• _RECORDS PROVIDED_
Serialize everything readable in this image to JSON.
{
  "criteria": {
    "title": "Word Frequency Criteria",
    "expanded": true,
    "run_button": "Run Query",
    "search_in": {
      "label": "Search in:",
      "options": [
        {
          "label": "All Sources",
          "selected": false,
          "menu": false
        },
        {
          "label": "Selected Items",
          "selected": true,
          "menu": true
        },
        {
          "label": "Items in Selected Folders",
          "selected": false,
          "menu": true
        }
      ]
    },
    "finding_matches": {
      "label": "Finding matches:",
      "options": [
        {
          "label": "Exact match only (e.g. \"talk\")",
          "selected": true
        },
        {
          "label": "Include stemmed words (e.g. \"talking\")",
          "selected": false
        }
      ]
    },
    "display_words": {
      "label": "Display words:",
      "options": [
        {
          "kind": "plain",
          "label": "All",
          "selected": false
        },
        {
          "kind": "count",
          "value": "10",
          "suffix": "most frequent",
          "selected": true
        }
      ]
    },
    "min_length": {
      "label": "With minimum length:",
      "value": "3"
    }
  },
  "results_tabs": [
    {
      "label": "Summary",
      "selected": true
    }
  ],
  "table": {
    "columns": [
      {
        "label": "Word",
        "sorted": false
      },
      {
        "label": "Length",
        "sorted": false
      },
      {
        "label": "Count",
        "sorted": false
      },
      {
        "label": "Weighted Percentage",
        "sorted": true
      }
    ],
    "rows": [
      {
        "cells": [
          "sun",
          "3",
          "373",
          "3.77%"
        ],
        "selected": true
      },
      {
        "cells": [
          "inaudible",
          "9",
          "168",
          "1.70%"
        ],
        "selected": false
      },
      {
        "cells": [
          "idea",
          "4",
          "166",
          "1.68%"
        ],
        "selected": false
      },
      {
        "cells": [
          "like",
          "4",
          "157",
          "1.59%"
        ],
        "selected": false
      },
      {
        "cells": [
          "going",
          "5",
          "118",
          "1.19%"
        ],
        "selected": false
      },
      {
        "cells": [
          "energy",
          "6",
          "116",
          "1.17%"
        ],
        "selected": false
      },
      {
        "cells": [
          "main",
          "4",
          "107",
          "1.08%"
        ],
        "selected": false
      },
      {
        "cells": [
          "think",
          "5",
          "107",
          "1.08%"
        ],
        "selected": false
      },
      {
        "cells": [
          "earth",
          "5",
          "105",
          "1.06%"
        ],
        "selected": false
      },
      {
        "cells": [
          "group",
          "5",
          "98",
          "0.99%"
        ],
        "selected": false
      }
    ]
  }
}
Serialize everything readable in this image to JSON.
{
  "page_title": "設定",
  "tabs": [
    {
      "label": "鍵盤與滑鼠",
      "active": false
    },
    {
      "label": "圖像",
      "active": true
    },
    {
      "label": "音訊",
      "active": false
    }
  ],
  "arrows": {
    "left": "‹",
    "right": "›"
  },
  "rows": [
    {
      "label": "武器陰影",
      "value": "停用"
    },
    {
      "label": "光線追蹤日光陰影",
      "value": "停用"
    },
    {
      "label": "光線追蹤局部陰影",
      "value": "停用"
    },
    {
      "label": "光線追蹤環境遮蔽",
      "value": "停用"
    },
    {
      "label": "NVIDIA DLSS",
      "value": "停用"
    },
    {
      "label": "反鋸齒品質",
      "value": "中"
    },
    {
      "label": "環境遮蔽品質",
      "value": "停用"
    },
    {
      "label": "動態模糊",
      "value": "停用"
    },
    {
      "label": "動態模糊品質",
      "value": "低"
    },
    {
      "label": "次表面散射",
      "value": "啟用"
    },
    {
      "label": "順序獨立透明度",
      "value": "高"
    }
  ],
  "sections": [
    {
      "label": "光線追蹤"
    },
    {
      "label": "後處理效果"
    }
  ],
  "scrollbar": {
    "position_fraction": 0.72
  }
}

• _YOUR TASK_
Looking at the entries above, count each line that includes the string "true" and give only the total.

• _RESPONSE_
10